# ABOUT THIS EXERCISE
After reading the data below, copy out every line that contains the word "true".

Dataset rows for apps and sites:
*** Begin section ***

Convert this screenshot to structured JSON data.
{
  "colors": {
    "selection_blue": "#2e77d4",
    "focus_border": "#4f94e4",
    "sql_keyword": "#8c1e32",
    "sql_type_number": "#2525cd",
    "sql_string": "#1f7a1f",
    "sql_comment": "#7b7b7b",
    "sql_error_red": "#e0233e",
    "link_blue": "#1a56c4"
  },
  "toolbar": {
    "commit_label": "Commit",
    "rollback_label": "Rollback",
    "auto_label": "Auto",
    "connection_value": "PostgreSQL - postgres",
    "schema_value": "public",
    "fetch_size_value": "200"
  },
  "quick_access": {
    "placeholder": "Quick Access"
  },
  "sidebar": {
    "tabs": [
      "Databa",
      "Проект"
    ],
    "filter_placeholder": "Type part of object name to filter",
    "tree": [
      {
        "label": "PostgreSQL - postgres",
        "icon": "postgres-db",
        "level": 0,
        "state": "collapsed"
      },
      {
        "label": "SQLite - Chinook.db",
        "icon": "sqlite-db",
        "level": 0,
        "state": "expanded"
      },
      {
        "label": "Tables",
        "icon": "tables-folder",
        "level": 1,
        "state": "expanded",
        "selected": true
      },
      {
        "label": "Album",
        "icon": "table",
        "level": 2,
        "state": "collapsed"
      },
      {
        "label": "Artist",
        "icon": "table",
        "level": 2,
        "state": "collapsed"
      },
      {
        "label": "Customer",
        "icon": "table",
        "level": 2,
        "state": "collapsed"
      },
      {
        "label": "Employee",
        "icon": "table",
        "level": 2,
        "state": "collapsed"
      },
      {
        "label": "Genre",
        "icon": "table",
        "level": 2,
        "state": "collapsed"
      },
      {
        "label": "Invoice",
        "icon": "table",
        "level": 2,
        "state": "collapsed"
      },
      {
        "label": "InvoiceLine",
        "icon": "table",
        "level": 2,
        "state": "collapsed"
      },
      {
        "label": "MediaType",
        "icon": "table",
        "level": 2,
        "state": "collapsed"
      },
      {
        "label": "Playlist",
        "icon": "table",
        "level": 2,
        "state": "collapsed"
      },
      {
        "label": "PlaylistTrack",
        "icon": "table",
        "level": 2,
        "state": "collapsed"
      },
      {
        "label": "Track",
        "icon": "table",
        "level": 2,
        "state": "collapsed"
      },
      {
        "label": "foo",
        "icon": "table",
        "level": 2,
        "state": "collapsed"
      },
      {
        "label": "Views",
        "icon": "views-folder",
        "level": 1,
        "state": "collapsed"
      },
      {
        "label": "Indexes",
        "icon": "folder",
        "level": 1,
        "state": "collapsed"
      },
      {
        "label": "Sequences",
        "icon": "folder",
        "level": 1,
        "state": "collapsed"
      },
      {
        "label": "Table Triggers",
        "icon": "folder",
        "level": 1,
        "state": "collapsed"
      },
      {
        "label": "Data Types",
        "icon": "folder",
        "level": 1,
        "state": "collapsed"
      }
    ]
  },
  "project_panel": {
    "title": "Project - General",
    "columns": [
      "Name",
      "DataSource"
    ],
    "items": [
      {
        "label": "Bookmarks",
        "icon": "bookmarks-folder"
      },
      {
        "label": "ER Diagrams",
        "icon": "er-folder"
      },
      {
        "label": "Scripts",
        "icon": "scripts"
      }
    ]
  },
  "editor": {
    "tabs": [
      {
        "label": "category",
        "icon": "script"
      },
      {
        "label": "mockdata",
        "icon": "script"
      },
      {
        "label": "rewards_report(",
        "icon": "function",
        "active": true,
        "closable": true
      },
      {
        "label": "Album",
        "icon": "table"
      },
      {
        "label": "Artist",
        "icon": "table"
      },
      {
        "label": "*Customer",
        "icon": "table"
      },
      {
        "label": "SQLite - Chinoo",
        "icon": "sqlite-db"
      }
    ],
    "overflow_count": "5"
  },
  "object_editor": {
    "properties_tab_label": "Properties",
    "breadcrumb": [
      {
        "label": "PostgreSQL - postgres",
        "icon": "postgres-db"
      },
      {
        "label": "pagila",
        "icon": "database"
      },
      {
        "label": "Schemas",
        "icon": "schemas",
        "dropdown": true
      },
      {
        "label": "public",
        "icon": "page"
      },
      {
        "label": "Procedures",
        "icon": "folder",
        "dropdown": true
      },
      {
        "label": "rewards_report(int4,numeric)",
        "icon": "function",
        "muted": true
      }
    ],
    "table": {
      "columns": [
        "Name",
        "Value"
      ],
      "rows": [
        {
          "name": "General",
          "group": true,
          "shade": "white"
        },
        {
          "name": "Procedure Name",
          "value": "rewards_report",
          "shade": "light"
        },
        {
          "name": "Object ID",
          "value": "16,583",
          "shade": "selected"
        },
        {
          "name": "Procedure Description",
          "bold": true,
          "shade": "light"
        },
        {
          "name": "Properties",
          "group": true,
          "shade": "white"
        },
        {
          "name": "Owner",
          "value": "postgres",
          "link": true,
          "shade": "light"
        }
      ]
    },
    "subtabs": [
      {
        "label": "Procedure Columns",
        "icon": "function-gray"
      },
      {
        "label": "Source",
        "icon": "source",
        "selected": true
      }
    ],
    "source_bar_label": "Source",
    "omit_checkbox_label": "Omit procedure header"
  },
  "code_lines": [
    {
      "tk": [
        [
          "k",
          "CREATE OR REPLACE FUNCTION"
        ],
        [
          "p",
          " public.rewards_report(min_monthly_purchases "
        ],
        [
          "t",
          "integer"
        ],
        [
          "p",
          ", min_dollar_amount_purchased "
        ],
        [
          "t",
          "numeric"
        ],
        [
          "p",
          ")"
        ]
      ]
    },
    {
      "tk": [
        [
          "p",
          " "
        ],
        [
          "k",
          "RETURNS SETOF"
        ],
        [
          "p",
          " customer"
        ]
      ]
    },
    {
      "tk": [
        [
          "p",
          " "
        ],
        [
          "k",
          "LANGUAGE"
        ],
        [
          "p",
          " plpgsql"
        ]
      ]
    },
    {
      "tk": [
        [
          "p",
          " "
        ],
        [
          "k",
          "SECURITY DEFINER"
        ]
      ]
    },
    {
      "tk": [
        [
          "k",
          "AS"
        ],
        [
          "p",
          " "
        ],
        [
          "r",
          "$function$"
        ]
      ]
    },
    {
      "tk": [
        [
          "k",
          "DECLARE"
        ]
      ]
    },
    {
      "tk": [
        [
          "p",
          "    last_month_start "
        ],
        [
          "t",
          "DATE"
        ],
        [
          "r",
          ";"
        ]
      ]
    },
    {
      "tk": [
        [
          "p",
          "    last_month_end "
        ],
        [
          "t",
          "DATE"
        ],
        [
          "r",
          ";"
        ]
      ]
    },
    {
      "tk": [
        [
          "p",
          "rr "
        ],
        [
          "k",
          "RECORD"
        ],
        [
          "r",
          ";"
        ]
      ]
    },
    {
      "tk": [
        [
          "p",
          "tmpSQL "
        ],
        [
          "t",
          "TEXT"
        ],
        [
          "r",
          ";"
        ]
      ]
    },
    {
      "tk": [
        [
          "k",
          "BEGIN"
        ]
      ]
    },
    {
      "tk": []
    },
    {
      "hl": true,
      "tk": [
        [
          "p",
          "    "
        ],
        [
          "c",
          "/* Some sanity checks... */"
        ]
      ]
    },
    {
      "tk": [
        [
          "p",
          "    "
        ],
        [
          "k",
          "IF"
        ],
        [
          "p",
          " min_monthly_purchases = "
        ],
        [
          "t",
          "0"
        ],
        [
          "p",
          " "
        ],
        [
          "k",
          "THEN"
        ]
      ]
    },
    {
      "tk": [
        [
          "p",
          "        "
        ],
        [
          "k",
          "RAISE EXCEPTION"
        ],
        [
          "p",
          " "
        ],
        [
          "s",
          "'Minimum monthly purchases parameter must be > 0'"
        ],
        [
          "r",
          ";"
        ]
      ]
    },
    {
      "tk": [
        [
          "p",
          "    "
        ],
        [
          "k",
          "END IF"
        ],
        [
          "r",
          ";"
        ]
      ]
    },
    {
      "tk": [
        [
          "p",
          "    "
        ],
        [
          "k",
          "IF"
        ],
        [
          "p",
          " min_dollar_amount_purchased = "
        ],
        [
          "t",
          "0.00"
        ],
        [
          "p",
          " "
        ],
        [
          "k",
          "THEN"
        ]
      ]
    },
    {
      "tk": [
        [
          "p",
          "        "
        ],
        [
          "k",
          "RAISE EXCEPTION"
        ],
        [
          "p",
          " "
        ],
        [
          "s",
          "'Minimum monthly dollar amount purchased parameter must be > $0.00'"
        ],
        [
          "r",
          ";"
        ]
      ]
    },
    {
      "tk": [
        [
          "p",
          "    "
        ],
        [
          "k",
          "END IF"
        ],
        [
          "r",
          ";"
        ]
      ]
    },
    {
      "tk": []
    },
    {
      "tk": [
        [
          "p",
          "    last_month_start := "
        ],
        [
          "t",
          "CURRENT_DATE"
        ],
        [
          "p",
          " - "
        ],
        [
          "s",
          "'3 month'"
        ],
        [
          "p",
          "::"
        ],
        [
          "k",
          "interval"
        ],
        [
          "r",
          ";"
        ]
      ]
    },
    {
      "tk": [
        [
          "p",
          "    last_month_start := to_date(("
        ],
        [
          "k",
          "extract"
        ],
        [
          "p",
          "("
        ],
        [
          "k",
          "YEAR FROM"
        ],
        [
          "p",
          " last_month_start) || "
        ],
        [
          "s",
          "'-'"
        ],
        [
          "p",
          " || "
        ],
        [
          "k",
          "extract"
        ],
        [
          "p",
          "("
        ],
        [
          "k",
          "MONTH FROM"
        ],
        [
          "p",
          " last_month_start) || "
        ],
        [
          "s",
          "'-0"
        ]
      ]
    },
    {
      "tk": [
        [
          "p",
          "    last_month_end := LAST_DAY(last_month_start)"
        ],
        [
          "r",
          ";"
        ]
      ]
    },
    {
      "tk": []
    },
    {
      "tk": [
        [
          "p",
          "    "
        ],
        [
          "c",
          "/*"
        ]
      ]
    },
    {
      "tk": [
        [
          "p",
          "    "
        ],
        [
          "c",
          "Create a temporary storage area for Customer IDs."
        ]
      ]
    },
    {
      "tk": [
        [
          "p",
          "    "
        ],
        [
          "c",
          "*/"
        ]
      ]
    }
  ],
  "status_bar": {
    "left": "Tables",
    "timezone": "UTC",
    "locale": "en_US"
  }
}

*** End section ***

# ANSWER TO THE EXERCISE
        "selected": true
        "active": true,
        "closable": true
        "dropdown": true
        "dropdown": true
        "muted": true
          "group": true,
          "bold": true,
          "group": true,
          "link": true,
        "selected": true
      "hl": true,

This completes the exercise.